▶ _What needs to be done_:
Every line in the entries that holds "JSON" should be identified and copied.

▶ _Recorded information_:
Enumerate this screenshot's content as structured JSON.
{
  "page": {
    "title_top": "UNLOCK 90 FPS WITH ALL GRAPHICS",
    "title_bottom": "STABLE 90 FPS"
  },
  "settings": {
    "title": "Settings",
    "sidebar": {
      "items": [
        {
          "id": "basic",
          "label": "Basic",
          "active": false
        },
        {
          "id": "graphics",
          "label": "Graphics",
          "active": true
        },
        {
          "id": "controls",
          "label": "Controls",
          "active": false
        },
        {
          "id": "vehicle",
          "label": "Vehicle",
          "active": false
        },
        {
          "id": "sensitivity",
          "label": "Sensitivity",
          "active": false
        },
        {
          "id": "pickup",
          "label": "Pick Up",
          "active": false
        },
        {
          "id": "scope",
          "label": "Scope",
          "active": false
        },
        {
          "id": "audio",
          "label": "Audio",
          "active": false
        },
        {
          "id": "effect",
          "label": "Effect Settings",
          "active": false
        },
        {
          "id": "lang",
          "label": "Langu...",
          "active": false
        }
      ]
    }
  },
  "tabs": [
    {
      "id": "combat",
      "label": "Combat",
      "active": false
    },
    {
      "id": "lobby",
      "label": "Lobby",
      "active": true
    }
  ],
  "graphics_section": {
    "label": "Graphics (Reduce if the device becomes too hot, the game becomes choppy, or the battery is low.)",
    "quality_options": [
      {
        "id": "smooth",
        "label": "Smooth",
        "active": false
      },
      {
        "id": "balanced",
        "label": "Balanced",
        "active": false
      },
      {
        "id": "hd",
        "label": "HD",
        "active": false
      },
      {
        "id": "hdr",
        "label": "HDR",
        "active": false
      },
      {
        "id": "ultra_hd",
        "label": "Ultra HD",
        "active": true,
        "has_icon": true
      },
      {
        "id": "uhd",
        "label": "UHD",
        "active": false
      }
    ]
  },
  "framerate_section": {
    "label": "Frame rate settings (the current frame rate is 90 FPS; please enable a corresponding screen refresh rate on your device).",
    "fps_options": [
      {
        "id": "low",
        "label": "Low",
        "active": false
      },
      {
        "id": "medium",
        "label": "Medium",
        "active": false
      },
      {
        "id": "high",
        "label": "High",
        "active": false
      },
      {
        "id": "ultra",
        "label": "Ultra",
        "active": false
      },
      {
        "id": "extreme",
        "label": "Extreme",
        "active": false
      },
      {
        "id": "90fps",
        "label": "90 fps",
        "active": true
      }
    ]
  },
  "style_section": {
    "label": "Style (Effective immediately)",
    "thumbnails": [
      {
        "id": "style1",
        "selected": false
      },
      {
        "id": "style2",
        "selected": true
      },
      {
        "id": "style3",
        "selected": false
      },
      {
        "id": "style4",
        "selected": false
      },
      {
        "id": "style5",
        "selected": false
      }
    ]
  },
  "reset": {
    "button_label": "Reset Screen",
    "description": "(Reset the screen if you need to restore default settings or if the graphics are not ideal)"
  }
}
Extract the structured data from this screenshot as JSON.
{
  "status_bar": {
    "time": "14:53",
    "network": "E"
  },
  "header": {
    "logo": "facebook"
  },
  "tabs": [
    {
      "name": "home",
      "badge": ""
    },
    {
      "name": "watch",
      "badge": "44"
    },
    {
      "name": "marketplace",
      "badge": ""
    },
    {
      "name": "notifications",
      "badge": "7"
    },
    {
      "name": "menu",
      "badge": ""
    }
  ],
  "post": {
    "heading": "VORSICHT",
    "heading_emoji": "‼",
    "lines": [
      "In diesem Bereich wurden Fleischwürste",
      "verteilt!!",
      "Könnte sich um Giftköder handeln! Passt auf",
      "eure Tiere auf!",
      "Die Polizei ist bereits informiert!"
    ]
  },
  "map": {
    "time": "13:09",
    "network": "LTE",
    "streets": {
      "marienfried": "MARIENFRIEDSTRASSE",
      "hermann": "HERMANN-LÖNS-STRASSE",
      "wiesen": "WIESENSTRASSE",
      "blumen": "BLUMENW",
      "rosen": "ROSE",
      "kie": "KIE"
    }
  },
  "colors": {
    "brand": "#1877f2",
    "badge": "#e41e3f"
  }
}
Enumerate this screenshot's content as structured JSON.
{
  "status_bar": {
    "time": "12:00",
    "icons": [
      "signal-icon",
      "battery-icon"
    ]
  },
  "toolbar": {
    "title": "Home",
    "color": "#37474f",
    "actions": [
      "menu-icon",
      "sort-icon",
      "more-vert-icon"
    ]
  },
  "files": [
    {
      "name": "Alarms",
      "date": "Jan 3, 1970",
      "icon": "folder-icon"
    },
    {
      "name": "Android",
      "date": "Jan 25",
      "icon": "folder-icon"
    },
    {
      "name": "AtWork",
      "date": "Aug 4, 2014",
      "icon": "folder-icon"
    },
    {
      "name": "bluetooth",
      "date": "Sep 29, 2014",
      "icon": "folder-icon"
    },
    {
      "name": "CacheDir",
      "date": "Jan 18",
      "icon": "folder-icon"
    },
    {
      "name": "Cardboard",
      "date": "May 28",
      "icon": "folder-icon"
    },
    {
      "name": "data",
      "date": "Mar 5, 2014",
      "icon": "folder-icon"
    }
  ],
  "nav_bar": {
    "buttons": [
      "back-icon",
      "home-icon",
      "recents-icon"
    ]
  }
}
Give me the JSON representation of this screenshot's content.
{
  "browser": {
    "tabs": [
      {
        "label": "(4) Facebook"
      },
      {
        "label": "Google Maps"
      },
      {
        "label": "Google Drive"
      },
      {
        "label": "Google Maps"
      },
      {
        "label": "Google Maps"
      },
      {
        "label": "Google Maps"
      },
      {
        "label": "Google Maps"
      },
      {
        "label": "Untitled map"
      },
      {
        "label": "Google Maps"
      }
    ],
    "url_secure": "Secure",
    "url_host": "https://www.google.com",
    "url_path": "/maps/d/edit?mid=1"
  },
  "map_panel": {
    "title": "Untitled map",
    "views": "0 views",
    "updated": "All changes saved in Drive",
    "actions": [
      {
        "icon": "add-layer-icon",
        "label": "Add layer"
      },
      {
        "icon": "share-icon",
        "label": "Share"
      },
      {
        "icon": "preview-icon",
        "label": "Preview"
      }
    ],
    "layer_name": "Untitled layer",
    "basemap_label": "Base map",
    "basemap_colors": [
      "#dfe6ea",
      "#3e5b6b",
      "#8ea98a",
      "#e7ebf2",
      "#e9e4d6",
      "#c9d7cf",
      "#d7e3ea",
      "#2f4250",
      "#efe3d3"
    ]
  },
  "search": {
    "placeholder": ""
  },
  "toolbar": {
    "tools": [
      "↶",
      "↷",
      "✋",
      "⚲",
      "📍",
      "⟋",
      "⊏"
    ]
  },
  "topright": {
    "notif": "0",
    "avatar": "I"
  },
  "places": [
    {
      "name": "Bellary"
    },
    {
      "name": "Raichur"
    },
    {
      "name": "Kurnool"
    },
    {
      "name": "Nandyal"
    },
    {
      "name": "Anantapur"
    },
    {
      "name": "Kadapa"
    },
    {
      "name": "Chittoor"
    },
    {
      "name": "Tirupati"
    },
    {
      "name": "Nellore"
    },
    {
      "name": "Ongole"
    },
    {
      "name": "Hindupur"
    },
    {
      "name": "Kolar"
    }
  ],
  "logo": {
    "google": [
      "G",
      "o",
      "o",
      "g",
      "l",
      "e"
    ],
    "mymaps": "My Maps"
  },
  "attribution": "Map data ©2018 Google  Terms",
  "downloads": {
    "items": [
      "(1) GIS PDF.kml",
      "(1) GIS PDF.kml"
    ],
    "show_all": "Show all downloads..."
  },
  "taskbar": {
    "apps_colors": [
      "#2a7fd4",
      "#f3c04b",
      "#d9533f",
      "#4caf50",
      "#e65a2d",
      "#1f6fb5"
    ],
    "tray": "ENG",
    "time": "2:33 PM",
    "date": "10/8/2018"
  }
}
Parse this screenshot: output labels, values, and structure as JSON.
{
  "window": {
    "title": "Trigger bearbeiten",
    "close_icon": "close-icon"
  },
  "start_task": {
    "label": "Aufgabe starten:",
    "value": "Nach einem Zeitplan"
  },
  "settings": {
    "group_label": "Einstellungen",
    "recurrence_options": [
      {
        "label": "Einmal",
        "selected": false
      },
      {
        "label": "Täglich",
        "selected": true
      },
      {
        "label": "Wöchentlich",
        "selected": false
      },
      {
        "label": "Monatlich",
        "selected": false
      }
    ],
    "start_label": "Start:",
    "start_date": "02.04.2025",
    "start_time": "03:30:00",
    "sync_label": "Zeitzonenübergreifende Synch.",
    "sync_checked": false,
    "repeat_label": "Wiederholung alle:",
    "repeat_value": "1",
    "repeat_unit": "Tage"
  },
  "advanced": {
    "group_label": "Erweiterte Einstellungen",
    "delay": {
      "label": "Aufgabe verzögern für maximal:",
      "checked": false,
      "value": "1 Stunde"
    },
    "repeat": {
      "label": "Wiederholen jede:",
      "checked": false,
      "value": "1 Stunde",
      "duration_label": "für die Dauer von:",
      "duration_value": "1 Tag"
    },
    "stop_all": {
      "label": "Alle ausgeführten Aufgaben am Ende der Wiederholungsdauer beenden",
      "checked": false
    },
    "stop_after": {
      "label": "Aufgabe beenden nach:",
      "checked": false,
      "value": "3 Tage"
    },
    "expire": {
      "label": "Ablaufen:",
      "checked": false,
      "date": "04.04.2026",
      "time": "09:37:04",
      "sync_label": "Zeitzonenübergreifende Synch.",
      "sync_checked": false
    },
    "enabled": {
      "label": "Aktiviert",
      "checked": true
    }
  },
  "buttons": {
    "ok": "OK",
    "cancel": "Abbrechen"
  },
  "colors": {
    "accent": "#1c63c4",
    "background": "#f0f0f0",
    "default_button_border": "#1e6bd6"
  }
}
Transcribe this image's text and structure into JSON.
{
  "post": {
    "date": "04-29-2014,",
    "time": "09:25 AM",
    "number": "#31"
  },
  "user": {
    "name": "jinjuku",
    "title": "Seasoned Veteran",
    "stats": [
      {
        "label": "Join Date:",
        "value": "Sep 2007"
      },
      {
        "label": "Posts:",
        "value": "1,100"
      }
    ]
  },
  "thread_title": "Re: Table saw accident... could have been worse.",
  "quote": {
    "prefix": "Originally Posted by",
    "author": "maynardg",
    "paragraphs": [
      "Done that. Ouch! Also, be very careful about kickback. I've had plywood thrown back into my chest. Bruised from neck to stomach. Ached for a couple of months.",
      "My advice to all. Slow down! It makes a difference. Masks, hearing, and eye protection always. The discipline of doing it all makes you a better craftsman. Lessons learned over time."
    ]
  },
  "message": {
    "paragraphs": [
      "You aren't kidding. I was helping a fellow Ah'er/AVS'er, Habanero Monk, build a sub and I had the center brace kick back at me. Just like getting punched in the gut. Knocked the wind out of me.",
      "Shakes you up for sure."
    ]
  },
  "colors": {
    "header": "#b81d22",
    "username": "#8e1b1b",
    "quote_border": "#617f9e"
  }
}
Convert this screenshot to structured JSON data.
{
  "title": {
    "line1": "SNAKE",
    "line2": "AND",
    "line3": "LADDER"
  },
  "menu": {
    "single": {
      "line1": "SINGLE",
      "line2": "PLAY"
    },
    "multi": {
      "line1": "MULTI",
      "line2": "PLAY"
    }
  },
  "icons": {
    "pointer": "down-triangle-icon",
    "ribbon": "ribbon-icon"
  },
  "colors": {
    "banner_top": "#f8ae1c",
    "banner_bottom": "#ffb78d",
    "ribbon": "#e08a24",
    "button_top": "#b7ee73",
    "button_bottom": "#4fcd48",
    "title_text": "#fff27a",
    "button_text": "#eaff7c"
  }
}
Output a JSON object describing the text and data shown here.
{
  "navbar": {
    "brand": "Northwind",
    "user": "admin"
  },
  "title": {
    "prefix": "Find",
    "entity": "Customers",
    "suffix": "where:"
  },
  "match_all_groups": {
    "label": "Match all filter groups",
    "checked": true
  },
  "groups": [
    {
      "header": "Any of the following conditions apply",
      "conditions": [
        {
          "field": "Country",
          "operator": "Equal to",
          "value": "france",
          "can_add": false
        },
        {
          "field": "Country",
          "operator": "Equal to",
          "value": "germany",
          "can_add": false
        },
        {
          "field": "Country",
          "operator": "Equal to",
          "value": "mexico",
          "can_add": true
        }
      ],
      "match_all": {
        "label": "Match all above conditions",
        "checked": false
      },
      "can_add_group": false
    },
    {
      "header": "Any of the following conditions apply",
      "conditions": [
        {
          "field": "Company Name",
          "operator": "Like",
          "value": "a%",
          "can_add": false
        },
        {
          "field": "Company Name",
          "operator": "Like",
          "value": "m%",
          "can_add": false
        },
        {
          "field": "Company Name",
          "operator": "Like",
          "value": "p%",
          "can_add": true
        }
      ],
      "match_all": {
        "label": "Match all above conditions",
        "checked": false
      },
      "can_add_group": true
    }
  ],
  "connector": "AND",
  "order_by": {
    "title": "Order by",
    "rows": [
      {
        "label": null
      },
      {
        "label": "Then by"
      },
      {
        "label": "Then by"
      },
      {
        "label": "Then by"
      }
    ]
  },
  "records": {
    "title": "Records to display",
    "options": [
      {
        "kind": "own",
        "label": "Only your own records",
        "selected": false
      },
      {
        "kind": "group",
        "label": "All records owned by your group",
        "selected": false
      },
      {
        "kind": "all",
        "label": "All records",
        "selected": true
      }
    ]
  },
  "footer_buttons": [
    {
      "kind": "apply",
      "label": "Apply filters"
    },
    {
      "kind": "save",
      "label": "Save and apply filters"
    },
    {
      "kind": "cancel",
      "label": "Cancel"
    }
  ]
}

▶ _Answer section_:
Enumerate this screenshot's content as structured JSON.
Extract the structured data from this screenshot as JSON.
Enumerate this screenshot's content as structured JSON.
Give me the JSON representation of this screenshot's content.
Parse this screenshot: output labels, values, and structure as JSON.
Transcribe this image's text and structure into JSON.
Convert this screenshot to structured JSON data.
Output a JSON object describing the text and data shown here.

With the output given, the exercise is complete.